◆ The problem:
Could the entries below be retyped exactly and in full?
-- Exercise material follows --
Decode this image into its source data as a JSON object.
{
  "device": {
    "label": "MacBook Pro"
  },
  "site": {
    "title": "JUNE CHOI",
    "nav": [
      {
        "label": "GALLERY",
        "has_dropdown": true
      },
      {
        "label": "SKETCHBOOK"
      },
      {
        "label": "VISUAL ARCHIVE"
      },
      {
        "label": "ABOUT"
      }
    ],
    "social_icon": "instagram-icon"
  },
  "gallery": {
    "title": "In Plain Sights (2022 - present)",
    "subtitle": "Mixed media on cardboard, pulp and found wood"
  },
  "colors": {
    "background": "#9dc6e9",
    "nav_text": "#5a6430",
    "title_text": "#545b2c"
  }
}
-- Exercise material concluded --
◆ Output below:
Decode this image into its source data as a JSON object.
{
  "device": {
    "label": "MacBook Pro"
  },
  "site": {
    "title": "JUNE CHOI",
    "nav": [
      {
        "label": "GALLERY",
        "has_dropdown": true
      },
      {
        "label": "SKETCHBOOK"
      },
      {
        "label": "VISUAL ARCHIVE"
      },
      {
        "label": "ABOUT"
      }
    ],
    "social_icon": "instagram-icon"
  },
  "gallery": {
    "title": "In Plain Sights (2022 - present)",
    "subtitle": "Mixed media on cardboard, pulp and found wood"
  },
  "colors": {
    "background": "#9dc6e9",
    "nav_text": "#5a6430",
    "title_text": "#545b2c"
  }
}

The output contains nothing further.